AIM OF THE EXERCISE :: In your answer, print every record exactly as it is written.
──────── RECORDS FOR THIS TASK
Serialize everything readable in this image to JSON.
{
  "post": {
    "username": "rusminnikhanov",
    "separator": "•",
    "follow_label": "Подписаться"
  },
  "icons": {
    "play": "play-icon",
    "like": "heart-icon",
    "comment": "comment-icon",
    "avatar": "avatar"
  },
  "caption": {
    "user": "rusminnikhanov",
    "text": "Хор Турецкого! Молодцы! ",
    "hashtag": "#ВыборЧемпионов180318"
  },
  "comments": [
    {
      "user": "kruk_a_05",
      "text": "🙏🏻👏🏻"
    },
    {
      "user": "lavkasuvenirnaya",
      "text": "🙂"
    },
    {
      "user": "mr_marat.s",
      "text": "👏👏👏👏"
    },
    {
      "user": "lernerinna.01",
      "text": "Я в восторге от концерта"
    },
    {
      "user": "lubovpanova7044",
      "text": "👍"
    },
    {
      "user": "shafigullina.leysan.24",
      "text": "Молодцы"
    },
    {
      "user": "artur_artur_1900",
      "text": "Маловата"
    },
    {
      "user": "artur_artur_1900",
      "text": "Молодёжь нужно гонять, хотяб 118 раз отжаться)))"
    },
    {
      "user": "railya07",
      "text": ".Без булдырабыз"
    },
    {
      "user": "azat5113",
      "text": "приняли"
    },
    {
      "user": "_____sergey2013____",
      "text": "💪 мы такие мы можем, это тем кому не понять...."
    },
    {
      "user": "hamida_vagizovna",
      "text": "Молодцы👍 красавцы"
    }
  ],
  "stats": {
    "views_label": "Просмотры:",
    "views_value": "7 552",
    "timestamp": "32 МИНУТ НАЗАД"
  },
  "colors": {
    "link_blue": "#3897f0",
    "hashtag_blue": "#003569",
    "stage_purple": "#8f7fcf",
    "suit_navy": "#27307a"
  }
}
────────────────
EXERCISE OUTPUT ::
Serialize everything readable in this image to JSON.
{
  "post": {
    "username": "rusminnikhanov",
    "separator": "•",
    "follow_label": "Подписаться"
  },
  "icons": {
    "play": "play-icon",
    "like": "heart-icon",
    "comment": "comment-icon",
    "avatar": "avatar"
  },
  "caption": {
    "user": "rusminnikhanov",
    "text": "Хор Турецкого! Молодцы! ",
    "hashtag": "#ВыборЧемпионов180318"
  },
  "comments": [
    {
      "user": "kruk_a_05",
      "text": "🙏🏻👏🏻"
    },
    {
      "user": "lavkasuvenirnaya",
      "text": "🙂"
    },
    {
      "user": "mr_marat.s",
      "text": "👏👏👏👏"
    },
    {
      "user": "lernerinna.01",
      "text": "Я в восторге от концерта"
    },
    {
      "user": "lubovpanova7044",
      "text": "👍"
    },
    {
      "user": "shafigullina.leysan.24",
      "text": "Молодцы"
    },
    {
      "user": "artur_artur_1900",
      "text": "Маловата"
    },
    {
      "user": "artur_artur_1900",
      "text": "Молодёжь нужно гонять, хотяб 118 раз отжаться)))"
    },
    {
      "user": "railya07",
      "text": ".Без булдырабыз"
    },
    {
      "user": "azat5113",
      "text": "приняли"
    },
    {
      "user": "_____sergey2013____",
      "text": "💪 мы такие мы можем, это тем кому не понять...."
    },
    {
      "user": "hamida_vagizovna",
      "text": "Молодцы👍 красавцы"
    }
  ],
  "stats": {
    "views_label": "Просмотры:",
    "views_value": "7 552",
    "timestamp": "32 МИНУТ НАЗАД"
  },
  "colors": {
    "link_blue": "#3897f0",
    "hashtag_blue": "#003569",
    "stage_purple": "#8f7fcf",
    "suit_navy": "#27307a"
  }
}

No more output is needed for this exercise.